Task brief: What is wanted is the full listing, word for word, without its pictures.

__________

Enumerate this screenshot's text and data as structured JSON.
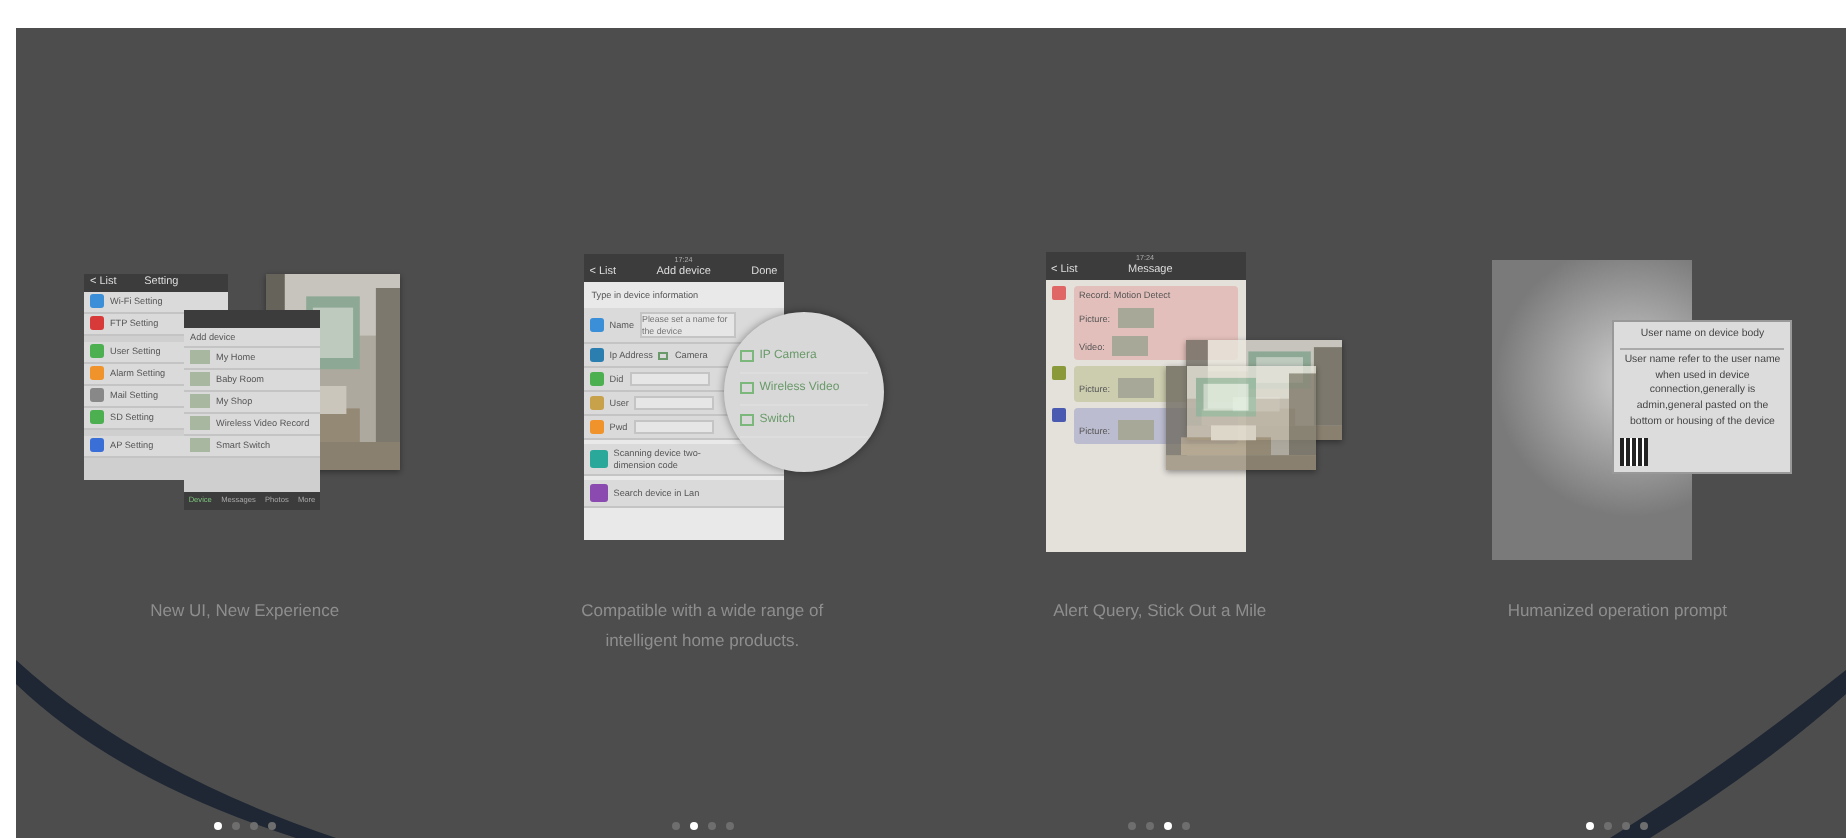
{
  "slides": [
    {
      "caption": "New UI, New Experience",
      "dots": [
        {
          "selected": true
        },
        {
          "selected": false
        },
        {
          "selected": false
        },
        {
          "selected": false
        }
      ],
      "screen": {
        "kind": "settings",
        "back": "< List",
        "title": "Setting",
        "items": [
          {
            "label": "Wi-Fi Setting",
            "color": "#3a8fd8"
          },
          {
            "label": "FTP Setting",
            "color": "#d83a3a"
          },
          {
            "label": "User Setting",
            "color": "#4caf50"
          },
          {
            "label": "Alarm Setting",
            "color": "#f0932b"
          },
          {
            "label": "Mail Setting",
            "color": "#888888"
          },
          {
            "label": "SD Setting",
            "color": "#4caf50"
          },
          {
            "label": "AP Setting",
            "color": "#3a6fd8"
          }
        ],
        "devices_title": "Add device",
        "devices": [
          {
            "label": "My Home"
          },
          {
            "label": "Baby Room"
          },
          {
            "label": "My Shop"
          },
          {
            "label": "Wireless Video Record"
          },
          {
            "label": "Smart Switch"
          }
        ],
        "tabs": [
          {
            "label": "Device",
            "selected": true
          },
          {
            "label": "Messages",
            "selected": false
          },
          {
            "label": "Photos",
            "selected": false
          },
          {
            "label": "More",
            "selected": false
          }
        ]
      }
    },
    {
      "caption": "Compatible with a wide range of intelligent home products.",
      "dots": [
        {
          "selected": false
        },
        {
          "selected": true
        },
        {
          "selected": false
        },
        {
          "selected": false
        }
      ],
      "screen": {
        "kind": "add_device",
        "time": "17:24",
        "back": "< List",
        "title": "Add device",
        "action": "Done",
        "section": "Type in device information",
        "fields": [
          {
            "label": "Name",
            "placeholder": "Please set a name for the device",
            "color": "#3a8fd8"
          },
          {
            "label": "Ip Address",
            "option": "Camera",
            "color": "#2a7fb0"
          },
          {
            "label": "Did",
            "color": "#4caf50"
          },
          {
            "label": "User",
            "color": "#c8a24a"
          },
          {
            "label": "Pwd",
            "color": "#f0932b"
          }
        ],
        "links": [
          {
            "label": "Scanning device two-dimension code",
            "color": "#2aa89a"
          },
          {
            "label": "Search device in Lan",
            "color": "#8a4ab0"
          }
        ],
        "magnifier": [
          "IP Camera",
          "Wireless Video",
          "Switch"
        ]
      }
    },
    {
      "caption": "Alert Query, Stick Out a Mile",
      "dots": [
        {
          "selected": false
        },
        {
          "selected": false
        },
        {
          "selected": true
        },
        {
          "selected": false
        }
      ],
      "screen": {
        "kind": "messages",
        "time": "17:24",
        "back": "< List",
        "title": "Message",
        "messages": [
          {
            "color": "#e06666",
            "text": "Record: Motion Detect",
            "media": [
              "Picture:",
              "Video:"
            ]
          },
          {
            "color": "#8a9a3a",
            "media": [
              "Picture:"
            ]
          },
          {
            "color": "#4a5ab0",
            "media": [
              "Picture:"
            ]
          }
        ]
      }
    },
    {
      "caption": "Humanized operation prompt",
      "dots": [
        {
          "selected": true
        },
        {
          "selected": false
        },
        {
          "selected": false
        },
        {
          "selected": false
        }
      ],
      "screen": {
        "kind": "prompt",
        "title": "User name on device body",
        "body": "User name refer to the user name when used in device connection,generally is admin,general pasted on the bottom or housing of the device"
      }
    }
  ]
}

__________

Result:
Enumerate this screenshot's text and data as structured JSON.
{
  "slides": [
    {
      "caption": "New UI, New Experience",
      "dots": [
        {
          "selected": true
        },
        {
          "selected": false
        },
        {
          "selected": false
        },
        {
          "selected": false
        }
      ],
      "screen": {
        "kind": "settings",
        "back": "< List",
        "title": "Setting",
        "items": [
          {
            "label": "Wi-Fi Setting",
            "color": "#3a8fd8"
          },
          {
            "label": "FTP Setting",
            "color": "#d83a3a"
          },
          {
            "label": "User Setting",
            "color": "#4caf50"
          },
          {
            "label": "Alarm Setting",
            "color": "#f0932b"
          },
          {
            "label": "Mail Setting",
            "color": "#888888"
          },
          {
            "label": "SD Setting",
            "color": "#4caf50"
          },
          {
            "label": "AP Setting",
            "color": "#3a6fd8"
          }
        ],
        "devices_title": "Add device",
        "devices": [
          {
            "label": "My Home"
          },
          {
            "label": "Baby Room"
          },
          {
            "label": "My Shop"
          },
          {
            "label": "Wireless Video Record"
          },
          {
            "label": "Smart Switch"
          }
        ],
        "tabs": [
          {
            "label": "Device",
            "selected": true
          },
          {
            "label": "Messages",
            "selected": false
          },
          {
            "label": "Photos",
            "selected": false
          },
          {
            "label": "More",
            "selected": false
          }
        ]
      }
    },
    {
      "caption": "Compatible with a wide range of intelligent home products.",
      "dots": [
        {
          "selected": false
        },
        {
          "selected": true
        },
        {
          "selected": false
        },
        {
          "selected": false
        }
      ],
      "screen": {
        "kind": "add_device",
        "time": "17:24",
        "back": "< List",
        "title": "Add device",
        "action": "Done",
        "section": "Type in device information",
        "fields": [
          {
            "label": "Name",
            "placeholder": "Please set a name for the device",
            "color": "#3a8fd8"
          },
          {
            "label": "Ip Address",
            "option": "Camera",
            "color": "#2a7fb0"
          },
          {
            "label": "Did",
            "color": "#4caf50"
          },
          {
            "label": "User",
            "color": "#c8a24a"
          },
          {
            "label": "Pwd",
            "color": "#f0932b"
          }
        ],
        "links": [
          {
            "label": "Scanning device two-dimension code",
            "color": "#2aa89a"
          },
          {
            "label": "Search device in Lan",
            "color": "#8a4ab0"
          }
        ],
        "magnifier": [
          "IP Camera",
          "Wireless Video",
          "Switch"
        ]
      }
    },
    {
      "caption": "Alert Query, Stick Out a Mile",
      "dots": [
        {
          "selected": false
        },
        {
          "selected": false
        },
        {
          "selected": true
        },
        {
          "selected": false
        }
      ],
      "screen": {
        "kind": "messages",
        "time": "17:24",
        "back": "< List",
        "title": "Message",
        "messages": [
          {
            "color": "#e06666",
            "text": "Record: Motion Detect",
            "media": [
              "Picture:",
              "Video:"
            ]
          },
          {
            "color": "#8a9a3a",
            "media": [
              "Picture:"
            ]
          },
          {
            "color": "#4a5ab0",
            "media": [
              "Picture:"
            ]
          }
        ]
      }
    },
    {
      "caption": "Humanized operation prompt",
      "dots": [
        {
          "selected": true
        },
        {
          "selected": false
        },
        {
          "selected": false
        },
        {
          "selected": false
        }
      ],
      "screen": {
        "kind": "prompt",
        "title": "User name on device body",
        "body": "User name refer to the user name when used in device connection,generally is admin,general pasted on the bottom or housing of the device"
      }
    }
  ]
}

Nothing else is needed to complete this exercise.